### WHAT IS REQUIRED
Set the data down exactly as it stands, and keep its pictures out.

[Page and application data records]
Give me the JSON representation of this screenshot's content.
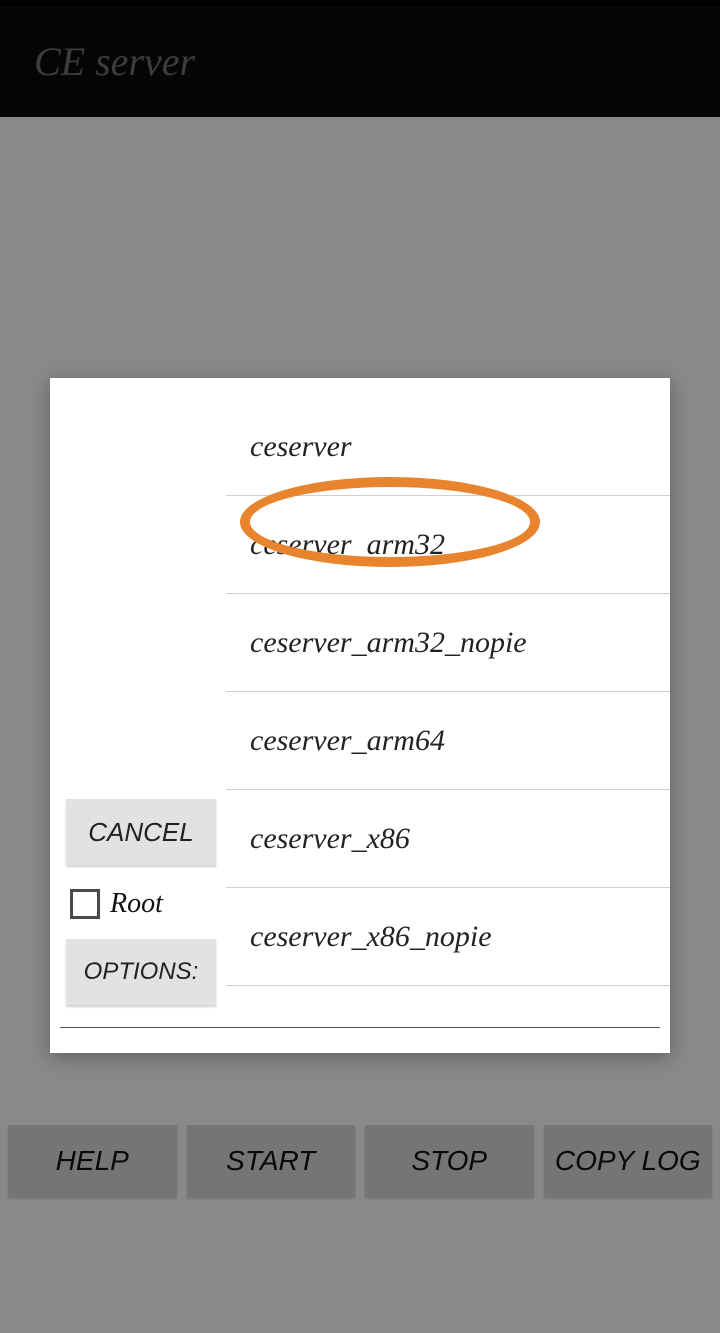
{
  "header": {
    "title": "CE server"
  },
  "buttons": {
    "help": "HELP",
    "start": "START",
    "stop": "STOP",
    "copylog": "COPY LOG"
  },
  "dialog": {
    "cancel": "CANCEL",
    "root": "Root",
    "options": "OPTIONS:",
    "items": [
      "ceserver",
      "ceserver_arm32",
      "ceserver_arm32_nopie",
      "ceserver_arm64",
      "ceserver_x86",
      "ceserver_x86_nopie"
    ]
  },
  "annotation": {
    "highlighted_index": 1
  }
}
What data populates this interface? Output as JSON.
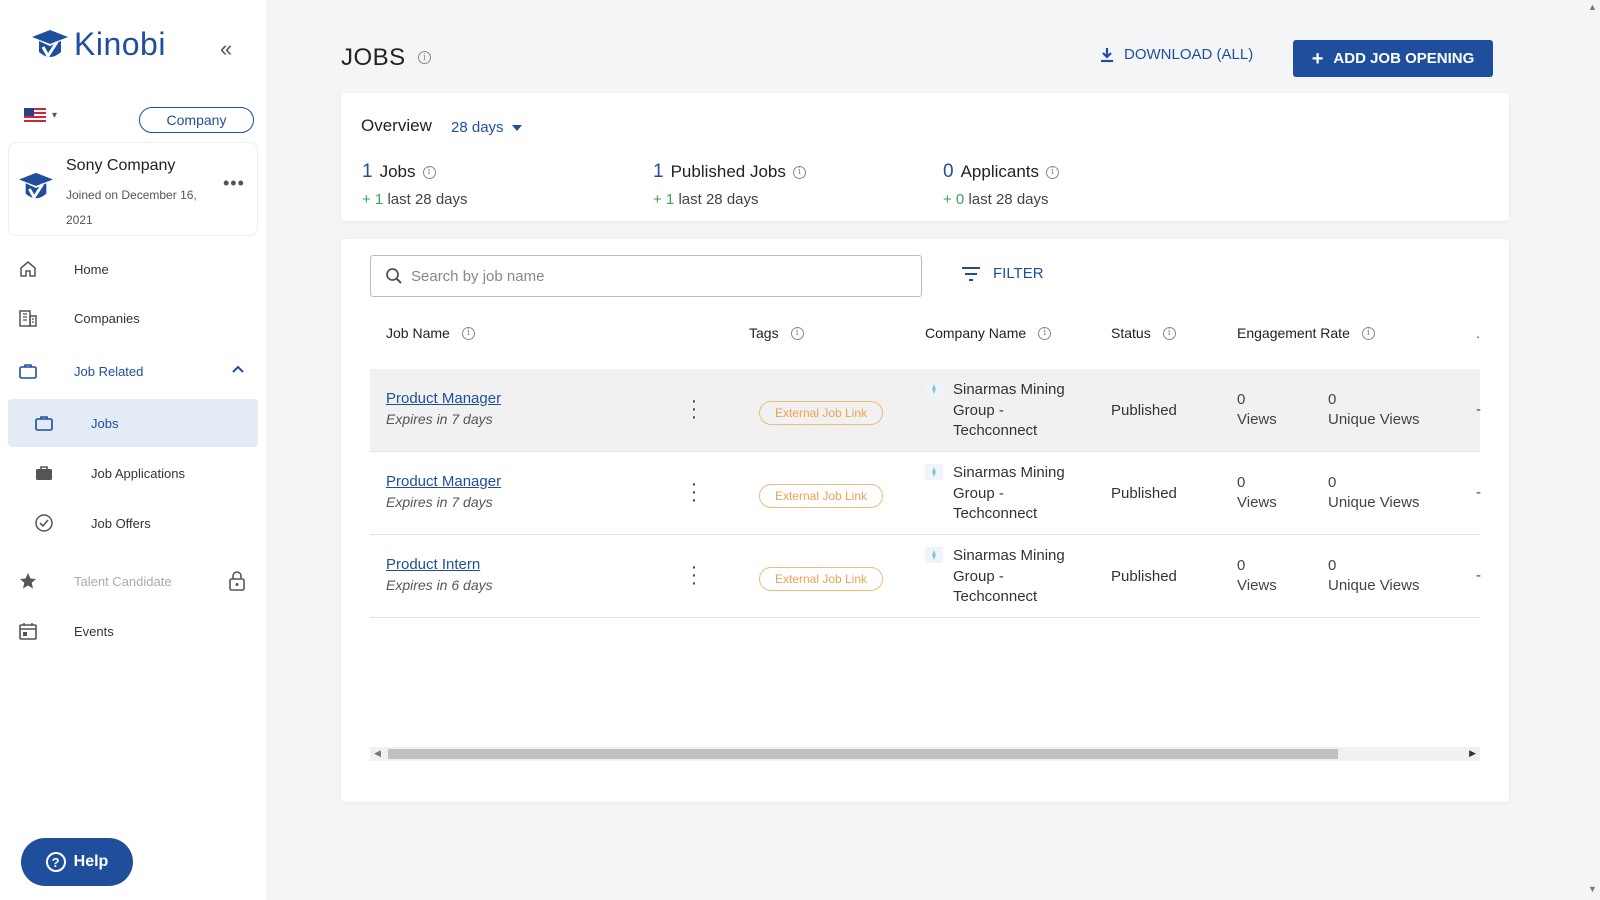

### WORKED SOLUTION
Give me the JSON representation of this screenshot's content.
{
  "header": {
    "title": "CE server"
  },
  "buttons": {
    "help": "HELP",
    "start": "START",
    "stop": "STOP",
    "copylog": "COPY LOG"
  },
  "dialog": {
    "cancel": "CANCEL",
    "root": "Root",
    "options": "OPTIONS:",
    "items": [
      "ceserver",
      "ceserver_arm32",
      "ceserver_arm32_nopie",
      "ceserver_arm64",
      "ceserver_x86",
      "ceserver_x86_nopie"
    ]
  },
  "annotation": {
    "highlighted_index": 1
  }
}
What data populates this interface? Output as JSON.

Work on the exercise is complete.